These results suggest that challenging the illusion of colorblindness prompts people to acknowledge the realities of privilege and work towards a more equitable society.

How Best to Discuss Race and Privilege?

As you navigate conversations around race and privilege, remember that colorblind ideologies can create barriers to antiracist practices. By creating deeper understandings of race and racism in the U.S., White people may become aware of their privileges and work to dismantle racism. Working towards a more racially just society requires active participation from those who benefit from it the most. As Angela Davis notes, "In a racist society, it is not enough to be non-racist, we must be antiracist."


For Further Reading

Collins, C. R., & Walsh, C. (2024). Colorblind racial ideology as an alibi for inaction: Examining the relationship among colorblind racial ideology, awareness of White privilege, and antiracist practices among White people. Journal of Social Issues. https://doi.org/10.1111/josi.12595

Bonilla-Silva, E. (2015). The Structure of Racism in Color-Blind, "Post-Racial" America. American Behavioral Scientist, 59(11), 1358-1376. https://doi.org/10.1177/0002764215586826

Coleman, B. R., Collins, C. R., & Bonam, C. M. (2021). Interrogating whiteness in community research and action. American Journal of Community Psychology67(3-4), 486-504. https://doi.org/10.1002/ajcp.12473


Charles R. Collins is an Associate Professor in the School of Interdisciplinary Arts and Sciences at the University of Washington Bothell. He studies how whiteness ideologies impede progress towards greater racial and social justice.

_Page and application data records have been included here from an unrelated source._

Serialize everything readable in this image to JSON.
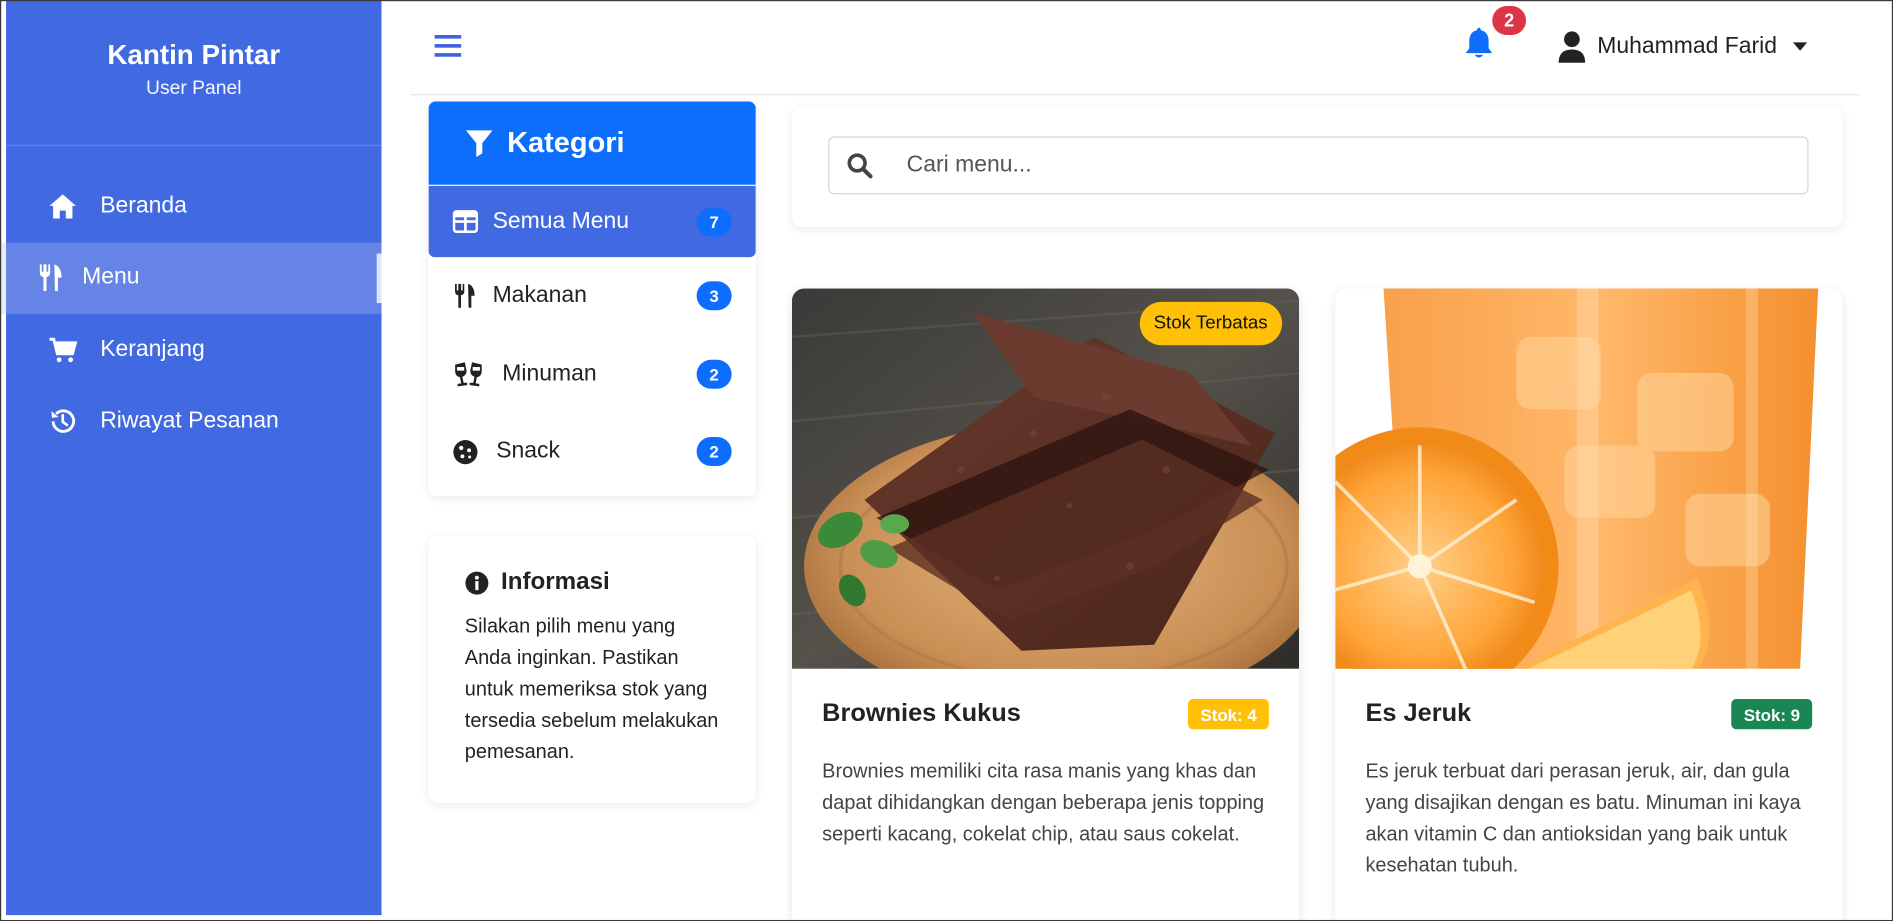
{
  "sidebar": {
    "brand_title": "Kantin Pintar",
    "brand_subtitle": "User Panel",
    "items": [
      {
        "label": "Beranda",
        "icon": "home-icon",
        "active": false
      },
      {
        "label": "Menu",
        "icon": "utensils-icon",
        "active": true
      },
      {
        "label": "Keranjang",
        "icon": "cart-icon",
        "active": false
      },
      {
        "label": "Riwayat Pesanan",
        "icon": "history-icon",
        "active": false
      }
    ],
    "color": "#4169e1"
  },
  "topbar": {
    "notification_count": "2",
    "user_name": "Muhammad Farid"
  },
  "categories": {
    "title": "Kategori",
    "items": [
      {
        "label": "Semua Menu",
        "count": "7",
        "icon": "grid-icon",
        "active": true
      },
      {
        "label": "Makanan",
        "count": "3",
        "icon": "utensils-icon",
        "active": false
      },
      {
        "label": "Minuman",
        "count": "2",
        "icon": "glasses-icon",
        "active": false
      },
      {
        "label": "Snack",
        "count": "2",
        "icon": "cookie-icon",
        "active": false
      }
    ]
  },
  "info": {
    "title": "Informasi",
    "text": "Silakan pilih menu yang Anda inginkan. Pastikan untuk memeriksa stok yang tersedia sebelum melakukan pemesanan."
  },
  "search": {
    "placeholder": "Cari menu..."
  },
  "products": [
    {
      "name": "Brownies Kukus",
      "stock_label": "Stok: 4",
      "stock_color": "#ffc107",
      "badge": "Stok Terbatas",
      "description": "Brownies memiliki cita rasa manis yang khas dan dapat dihidangkan dengan beberapa jenis topping seperti kacang, cokelat chip, atau saus cokelat."
    },
    {
      "name": "Es Jeruk",
      "stock_label": "Stok: 9",
      "stock_color": "#198754",
      "description": "Es jeruk terbuat dari perasan jeruk, air, dan gula yang disajikan dengan es batu. Minuman ini kaya akan vitamin C dan antioksidan yang baik untuk kesehatan tubuh."
    }
  ]
}
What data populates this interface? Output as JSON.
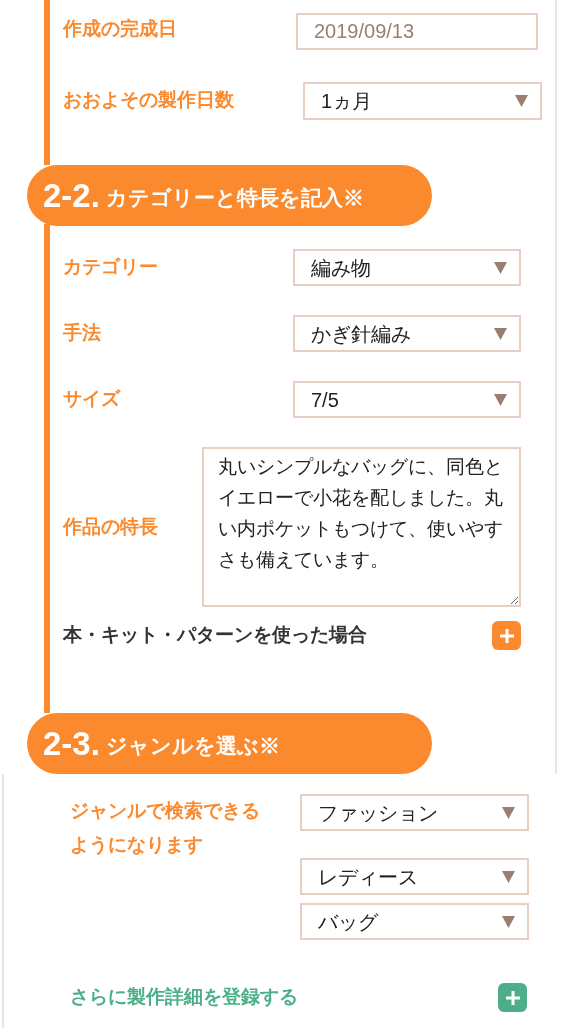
{
  "sections": [
    {
      "fields": [
        {
          "kind": "input",
          "label": "作成の完成日",
          "value": "2019/09/13"
        },
        {
          "kind": "select",
          "label": "おおよその製作日数",
          "value": "1ヵ月"
        }
      ]
    },
    {
      "number": "2-2.",
      "title": "カテゴリーと特長を記入※",
      "fields": [
        {
          "kind": "select",
          "label": "カテゴリー",
          "value": "編み物"
        },
        {
          "kind": "select",
          "label": "手法",
          "value": "かぎ針編み"
        },
        {
          "kind": "select",
          "label": "サイズ",
          "value": "7/5"
        },
        {
          "kind": "textarea",
          "label": "作品の特長",
          "value": "丸いシンプルなバッグに、同色とイエローで小花を配しました。丸い内ポケットもつけて、使いやすさも備えています。"
        }
      ],
      "expander": {
        "label": "本・キット・パターンを使った場合"
      }
    },
    {
      "number": "2-3.",
      "title": "ジャンルを選ぶ※",
      "genre": {
        "label": "ジャンルで検索できるようになります",
        "selects": [
          "ファッション",
          "レディース",
          "バッグ"
        ]
      },
      "expander": {
        "label": "さらに製作詳細を登録する"
      }
    }
  ]
}
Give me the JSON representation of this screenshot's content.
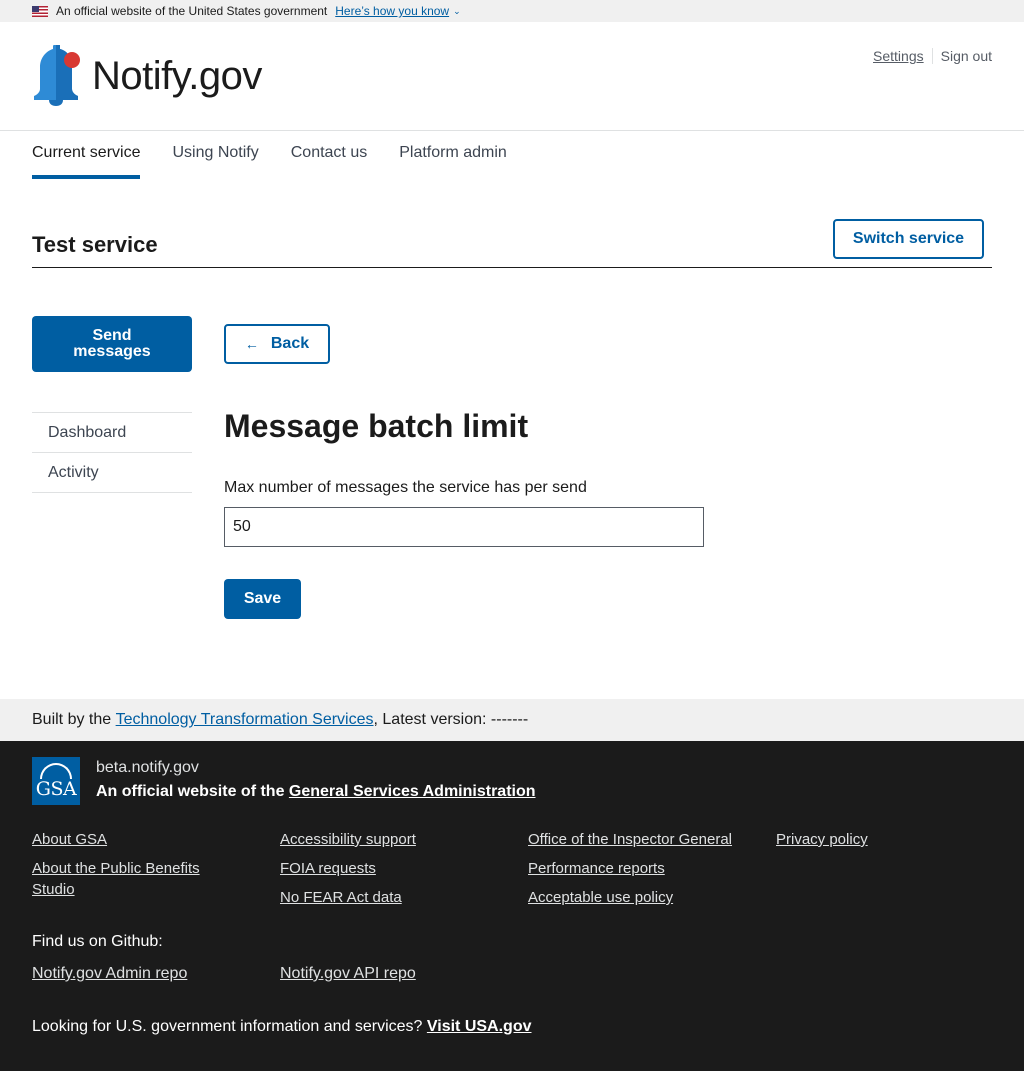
{
  "gov_banner": {
    "text": "An official website of the United States government",
    "link": "Here’s how you know"
  },
  "header": {
    "logo_text": "Notify.gov",
    "settings": "Settings",
    "sign_out": "Sign out"
  },
  "nav": {
    "items": [
      {
        "label": "Current service"
      },
      {
        "label": "Using Notify"
      },
      {
        "label": "Contact us"
      },
      {
        "label": "Platform admin"
      }
    ]
  },
  "service": {
    "title": "Test service",
    "switch_label": "Switch service"
  },
  "sidebar": {
    "send_label": "Send messages",
    "items": [
      {
        "label": "Dashboard"
      },
      {
        "label": "Activity"
      }
    ]
  },
  "main": {
    "back_label": "Back",
    "title": "Message batch limit",
    "field_label": "Max number of messages the service has per send",
    "field_value": "50",
    "save_label": "Save"
  },
  "build_bar": {
    "prefix": "Built by the ",
    "link": "Technology Transformation Services",
    "suffix": ", Latest version: -------"
  },
  "footer": {
    "domain": "beta.notify.gov",
    "official_prefix": "An official website of the ",
    "official_link": "General Services Administration",
    "gsa_logo": "GSA",
    "links": [
      {
        "label": "About GSA"
      },
      {
        "label": "About the Public Benefits Studio"
      },
      {
        "label": "Accessibility support"
      },
      {
        "label": "FOIA requests"
      },
      {
        "label": "No FEAR Act data"
      },
      {
        "label": "Office of the Inspector General"
      },
      {
        "label": "Performance reports"
      },
      {
        "label": "Acceptable use policy"
      },
      {
        "label": "Privacy policy"
      }
    ],
    "github_title": "Find us on Github:",
    "github_links": [
      {
        "label": "Notify.gov Admin repo"
      },
      {
        "label": "Notify.gov API repo"
      }
    ],
    "usa_prefix": "Looking for U.S. government information and services? ",
    "usa_link": "Visit USA.gov"
  },
  "colors": {
    "primary": "#005ea2",
    "bell_accent": "#d83933",
    "footer_bg": "#1b1b1b"
  }
}
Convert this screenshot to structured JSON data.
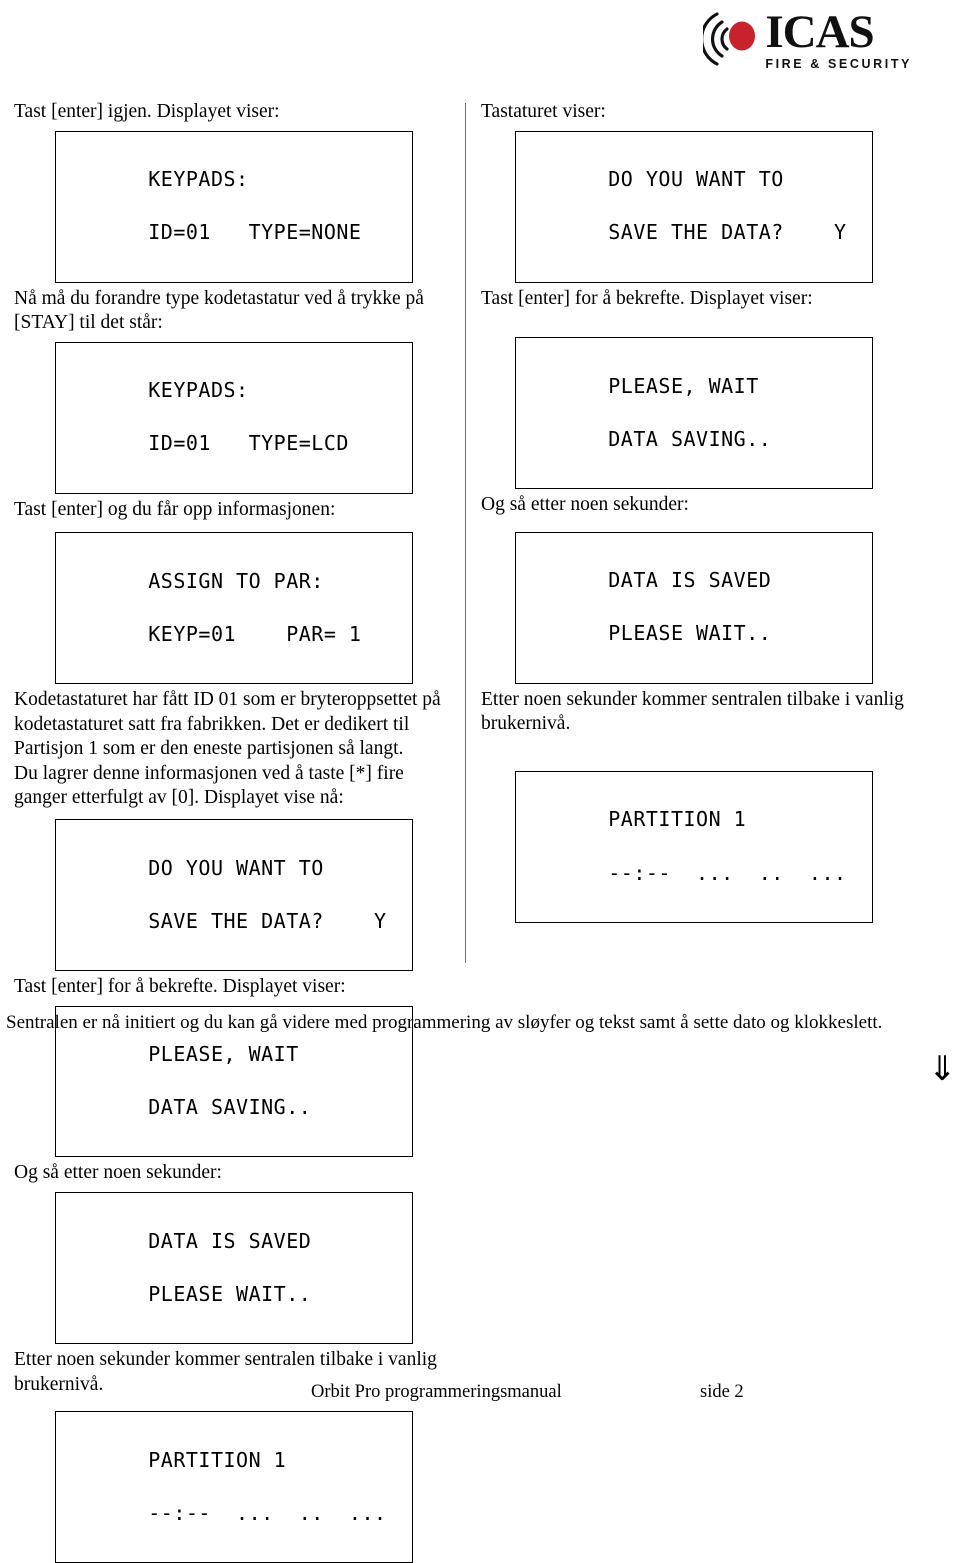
{
  "brand": {
    "name": "ICAS",
    "tagline": "FIRE & SECURITY",
    "mark_icon": "icas-signal-mark-icon",
    "accent_color": "#c8232c",
    "text_color": "#111111"
  },
  "left_column": {
    "blocks": [
      {
        "kind": "paragraph",
        "text": "Tast [enter] igjen. Displayet viser:"
      },
      {
        "kind": "lcd",
        "line1": "KEYPADS:",
        "line2": "ID=01   TYPE=NONE"
      },
      {
        "kind": "paragraph",
        "text": "Nå må du forandre type kodetastatur ved å trykke på [STAY] til det står:"
      },
      {
        "kind": "lcd",
        "line1": "KEYPADS:",
        "line2": "ID=01   TYPE=LCD"
      },
      {
        "kind": "paragraph",
        "text": "Tast [enter] og du får opp informasjonen:"
      },
      {
        "kind": "lcd",
        "line1": "ASSIGN TO PAR:",
        "line2": "KEYP=01    PAR= 1"
      },
      {
        "kind": "paragraph",
        "text": "Kodetastaturet har fått ID 01 som er bryteroppsettet på kodetastaturet satt fra fabrikken. Det er dedikert til Partisjon 1 som er den eneste partisjonen så langt."
      },
      {
        "kind": "paragraph",
        "text": "Du lagrer denne informasjonen ved å taste [*] fire ganger etterfulgt av [0]. Displayet vise nå:"
      },
      {
        "kind": "lcd",
        "line1": "DO YOU WANT TO",
        "line2": "SAVE THE DATA?    Y"
      },
      {
        "kind": "paragraph",
        "text": "Tast [enter] for å bekrefte. Displayet viser:"
      },
      {
        "kind": "lcd",
        "line1": "PLEASE, WAIT",
        "line2": "DATA SAVING.."
      },
      {
        "kind": "paragraph",
        "text": "Og så etter noen sekunder:"
      },
      {
        "kind": "lcd",
        "line1": "DATA IS SAVED",
        "line2": "PLEASE WAIT.."
      },
      {
        "kind": "paragraph",
        "text": "Etter noen sekunder kommer sentralen tilbake i vanlig brukernivå."
      },
      {
        "kind": "lcd",
        "line1": "PARTITION 1",
        "line2": "--:--  ...  ..  ..."
      }
    ]
  },
  "right_column": {
    "blocks": [
      {
        "kind": "paragraph",
        "text": "Tastaturet viser:"
      },
      {
        "kind": "lcd",
        "line1": "DO YOU WANT TO",
        "line2": "SAVE THE DATA?    Y"
      },
      {
        "kind": "paragraph",
        "text": "Tast [enter] for å bekrefte. Displayet viser:"
      },
      {
        "kind": "lcd",
        "line1": "PLEASE, WAIT",
        "line2": "DATA SAVING.."
      },
      {
        "kind": "paragraph",
        "text": "Og så etter noen sekunder:"
      },
      {
        "kind": "lcd",
        "line1": "DATA IS SAVED",
        "line2": "PLEASE WAIT.."
      },
      {
        "kind": "paragraph",
        "text": "Etter noen sekunder kommer sentralen tilbake i vanlig brukernivå."
      },
      {
        "kind": "lcd",
        "line1": "PARTITION 1",
        "line2": "--:--  ...  ..  ..."
      }
    ]
  },
  "closing": {
    "text": "Sentralen er nå initiert og du kan gå videre med programmering av sløyfer og tekst samt å sette dato og klokkeslett.",
    "continuation_arrow": "⇓"
  },
  "footer": {
    "title": "Orbit Pro programmeringsmanual",
    "page_label": "side 2"
  }
}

Camille Walsh is an Associate Professor in the Law, Economics & Public Policy major and American and Ethnic Studies major at UW Bothell, and directs the Masters in Policy Studies program. She earned her doctorate in U.S. history from the University of Oregon and her JD from Harvard Law School, both places where she developed her interest in education, privilege, and economic inequality as a first-generation college student.